Strange Death of Bamboo Plants6Bamboo is a very fast growing plant that can be found all over the world. It blooms every 50 to 100 years and dies after the bloom. At the same time all the bamboo plants in the world die! Then new sprouts grow, and the plant continues living. How can this be? How can the bamboo plants die at the same time, when they are thousand of miles apart?

Sorrel’s Defense System

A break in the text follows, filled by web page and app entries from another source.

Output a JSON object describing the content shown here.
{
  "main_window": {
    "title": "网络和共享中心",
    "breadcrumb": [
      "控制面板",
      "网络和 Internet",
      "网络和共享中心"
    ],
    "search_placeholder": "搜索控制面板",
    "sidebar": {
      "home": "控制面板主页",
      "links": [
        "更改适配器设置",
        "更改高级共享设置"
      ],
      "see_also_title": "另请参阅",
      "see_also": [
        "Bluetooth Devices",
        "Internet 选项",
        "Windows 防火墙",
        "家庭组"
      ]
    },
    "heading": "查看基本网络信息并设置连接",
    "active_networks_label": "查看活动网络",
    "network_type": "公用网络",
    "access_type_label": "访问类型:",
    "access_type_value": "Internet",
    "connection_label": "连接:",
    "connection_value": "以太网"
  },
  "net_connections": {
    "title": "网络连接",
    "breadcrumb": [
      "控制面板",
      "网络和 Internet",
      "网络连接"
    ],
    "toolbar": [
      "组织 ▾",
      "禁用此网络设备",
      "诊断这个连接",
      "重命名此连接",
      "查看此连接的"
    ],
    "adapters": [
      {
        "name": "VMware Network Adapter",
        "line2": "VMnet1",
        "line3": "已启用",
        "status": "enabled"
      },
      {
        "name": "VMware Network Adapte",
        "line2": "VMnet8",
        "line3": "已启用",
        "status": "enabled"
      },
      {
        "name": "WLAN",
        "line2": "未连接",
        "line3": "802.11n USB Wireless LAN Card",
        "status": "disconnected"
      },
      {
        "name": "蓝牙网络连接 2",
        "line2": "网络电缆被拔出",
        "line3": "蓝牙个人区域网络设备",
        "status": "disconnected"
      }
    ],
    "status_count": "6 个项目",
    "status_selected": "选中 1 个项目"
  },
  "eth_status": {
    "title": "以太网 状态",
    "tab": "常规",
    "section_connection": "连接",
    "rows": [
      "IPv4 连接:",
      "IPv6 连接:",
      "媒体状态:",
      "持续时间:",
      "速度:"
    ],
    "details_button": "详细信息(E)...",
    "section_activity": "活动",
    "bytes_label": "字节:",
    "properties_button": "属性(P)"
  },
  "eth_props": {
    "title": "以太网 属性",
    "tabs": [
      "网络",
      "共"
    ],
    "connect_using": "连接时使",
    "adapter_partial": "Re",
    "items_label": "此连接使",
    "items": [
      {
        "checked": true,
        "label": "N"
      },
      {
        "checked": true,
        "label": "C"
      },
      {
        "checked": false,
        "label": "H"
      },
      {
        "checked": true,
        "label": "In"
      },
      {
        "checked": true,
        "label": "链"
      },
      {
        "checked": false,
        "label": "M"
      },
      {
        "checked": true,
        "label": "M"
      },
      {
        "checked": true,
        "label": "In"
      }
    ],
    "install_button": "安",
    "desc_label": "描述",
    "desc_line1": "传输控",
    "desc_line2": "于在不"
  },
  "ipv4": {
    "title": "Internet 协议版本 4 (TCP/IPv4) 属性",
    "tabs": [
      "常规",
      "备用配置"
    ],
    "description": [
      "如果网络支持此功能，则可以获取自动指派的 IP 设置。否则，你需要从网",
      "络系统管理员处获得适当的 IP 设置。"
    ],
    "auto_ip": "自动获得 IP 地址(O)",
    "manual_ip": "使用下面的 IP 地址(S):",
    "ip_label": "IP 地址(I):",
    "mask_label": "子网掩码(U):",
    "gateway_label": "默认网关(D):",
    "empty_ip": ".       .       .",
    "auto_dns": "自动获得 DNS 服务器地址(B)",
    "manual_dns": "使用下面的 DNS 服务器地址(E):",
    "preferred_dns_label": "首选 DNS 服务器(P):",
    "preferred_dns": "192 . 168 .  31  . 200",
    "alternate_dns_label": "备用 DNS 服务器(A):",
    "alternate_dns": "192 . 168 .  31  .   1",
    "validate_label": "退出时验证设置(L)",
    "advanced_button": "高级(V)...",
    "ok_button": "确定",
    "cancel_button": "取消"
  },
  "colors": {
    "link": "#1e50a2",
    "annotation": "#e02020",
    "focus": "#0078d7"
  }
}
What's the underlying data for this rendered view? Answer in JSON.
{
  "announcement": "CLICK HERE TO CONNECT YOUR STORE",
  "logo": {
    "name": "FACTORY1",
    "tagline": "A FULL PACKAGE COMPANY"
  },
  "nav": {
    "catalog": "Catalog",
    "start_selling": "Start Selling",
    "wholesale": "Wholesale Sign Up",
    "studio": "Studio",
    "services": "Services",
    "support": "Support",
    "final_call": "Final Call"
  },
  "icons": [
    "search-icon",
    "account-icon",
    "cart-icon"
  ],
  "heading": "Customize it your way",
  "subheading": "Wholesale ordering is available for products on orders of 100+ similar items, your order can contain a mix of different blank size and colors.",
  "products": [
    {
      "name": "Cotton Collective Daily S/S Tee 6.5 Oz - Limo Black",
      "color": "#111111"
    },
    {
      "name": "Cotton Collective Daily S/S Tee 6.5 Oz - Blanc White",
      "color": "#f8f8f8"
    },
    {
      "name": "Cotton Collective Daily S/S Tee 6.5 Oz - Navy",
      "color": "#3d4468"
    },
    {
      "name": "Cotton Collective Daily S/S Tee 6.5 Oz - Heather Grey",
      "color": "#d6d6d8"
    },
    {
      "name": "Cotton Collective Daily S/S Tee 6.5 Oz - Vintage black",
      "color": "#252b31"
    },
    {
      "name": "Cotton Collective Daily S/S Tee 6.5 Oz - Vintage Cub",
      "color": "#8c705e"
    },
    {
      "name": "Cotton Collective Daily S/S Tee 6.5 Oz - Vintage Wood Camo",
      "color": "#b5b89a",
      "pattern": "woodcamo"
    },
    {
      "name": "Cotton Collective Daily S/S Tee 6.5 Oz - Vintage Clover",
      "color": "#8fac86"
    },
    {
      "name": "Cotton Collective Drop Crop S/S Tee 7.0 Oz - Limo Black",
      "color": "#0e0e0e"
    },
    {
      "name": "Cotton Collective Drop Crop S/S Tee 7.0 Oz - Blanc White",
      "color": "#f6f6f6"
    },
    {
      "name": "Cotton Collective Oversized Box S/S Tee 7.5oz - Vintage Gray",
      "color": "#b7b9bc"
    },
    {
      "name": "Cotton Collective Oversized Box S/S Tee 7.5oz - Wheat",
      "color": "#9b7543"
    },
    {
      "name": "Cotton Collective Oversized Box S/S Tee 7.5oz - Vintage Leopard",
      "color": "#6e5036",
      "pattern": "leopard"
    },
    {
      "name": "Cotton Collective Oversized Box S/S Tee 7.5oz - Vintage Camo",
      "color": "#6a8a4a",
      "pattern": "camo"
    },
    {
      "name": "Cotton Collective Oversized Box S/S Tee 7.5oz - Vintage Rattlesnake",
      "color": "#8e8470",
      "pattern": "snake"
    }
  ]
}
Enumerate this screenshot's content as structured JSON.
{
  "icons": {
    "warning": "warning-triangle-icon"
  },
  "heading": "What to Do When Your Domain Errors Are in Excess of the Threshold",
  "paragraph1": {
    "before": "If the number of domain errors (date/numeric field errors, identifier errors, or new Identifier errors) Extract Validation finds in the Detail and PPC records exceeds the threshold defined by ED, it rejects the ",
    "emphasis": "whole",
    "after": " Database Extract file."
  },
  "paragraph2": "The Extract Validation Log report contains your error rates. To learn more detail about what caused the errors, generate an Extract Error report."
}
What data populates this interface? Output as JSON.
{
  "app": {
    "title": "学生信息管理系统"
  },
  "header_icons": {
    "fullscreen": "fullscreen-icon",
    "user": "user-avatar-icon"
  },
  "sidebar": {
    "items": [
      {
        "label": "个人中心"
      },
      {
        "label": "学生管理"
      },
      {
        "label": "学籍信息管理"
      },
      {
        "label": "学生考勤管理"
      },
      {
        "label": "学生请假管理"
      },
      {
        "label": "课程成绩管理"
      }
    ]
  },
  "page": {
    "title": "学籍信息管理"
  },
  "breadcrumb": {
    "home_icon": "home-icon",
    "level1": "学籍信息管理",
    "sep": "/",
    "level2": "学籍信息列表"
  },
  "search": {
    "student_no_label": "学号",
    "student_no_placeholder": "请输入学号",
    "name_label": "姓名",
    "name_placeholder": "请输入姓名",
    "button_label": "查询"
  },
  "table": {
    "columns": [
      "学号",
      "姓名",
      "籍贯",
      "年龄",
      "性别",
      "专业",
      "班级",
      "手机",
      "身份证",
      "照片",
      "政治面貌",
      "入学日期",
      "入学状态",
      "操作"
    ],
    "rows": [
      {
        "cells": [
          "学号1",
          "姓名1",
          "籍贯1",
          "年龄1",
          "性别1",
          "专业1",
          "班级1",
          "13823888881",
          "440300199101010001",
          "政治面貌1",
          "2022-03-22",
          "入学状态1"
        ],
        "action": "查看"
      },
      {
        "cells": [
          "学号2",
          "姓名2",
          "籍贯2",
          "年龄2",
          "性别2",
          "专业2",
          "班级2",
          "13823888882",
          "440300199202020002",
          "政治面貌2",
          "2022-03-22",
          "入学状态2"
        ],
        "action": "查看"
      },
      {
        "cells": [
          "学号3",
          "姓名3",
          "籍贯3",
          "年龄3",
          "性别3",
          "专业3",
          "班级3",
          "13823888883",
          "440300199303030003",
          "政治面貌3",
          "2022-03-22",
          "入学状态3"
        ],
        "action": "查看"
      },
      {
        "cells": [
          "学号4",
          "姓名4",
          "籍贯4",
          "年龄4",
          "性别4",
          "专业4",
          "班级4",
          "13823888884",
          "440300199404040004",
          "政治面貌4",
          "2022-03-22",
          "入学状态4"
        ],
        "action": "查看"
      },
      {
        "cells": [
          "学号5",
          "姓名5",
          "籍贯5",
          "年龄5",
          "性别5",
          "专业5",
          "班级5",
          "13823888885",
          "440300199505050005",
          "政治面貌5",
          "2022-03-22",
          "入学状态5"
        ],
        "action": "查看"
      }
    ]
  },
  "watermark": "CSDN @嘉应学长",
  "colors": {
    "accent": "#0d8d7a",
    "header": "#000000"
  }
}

The sorrel is a three-leaved plant that lives in the shadow of huge trees. It’s leaves are horizontal to catch as much light as possible. But sometimes the sun may shine through a patch in the leaves of the giant trees and hit the leaves of the tiny sorrel. The plant would quickly dry up and die in the sunlight, since it is designed for shadow living. But it has a built-in ability for defense. It quickly folds up its leaves. Now the sunlight only hits the bottom of the leaves. This side has a purple screen, unlike other plants that have chlorophyll. This plant usually grows by sending runners, so many sorrel plants are connected. If one is in trouble, it “calls for help” and the others start pumping water to it. We can see the marvelous design in this plant. By the time evolution got around to providing the screen and the ability to turn its leaves up, the sorrel would have become extinct.


Bibliography and Links

1. Vance Ferrell, Evolution Disproved Series, Books: Origin of Life and Other Evidence Against Evolution.

2. The Guinness Encyclopedia, 2nd Edition, 1995

3. Microsoft Encarta Encyclopedia 99

4. The Hummingbird Web Site

5. Wild Birds Unlimited, Educational Resources, Hummingbirds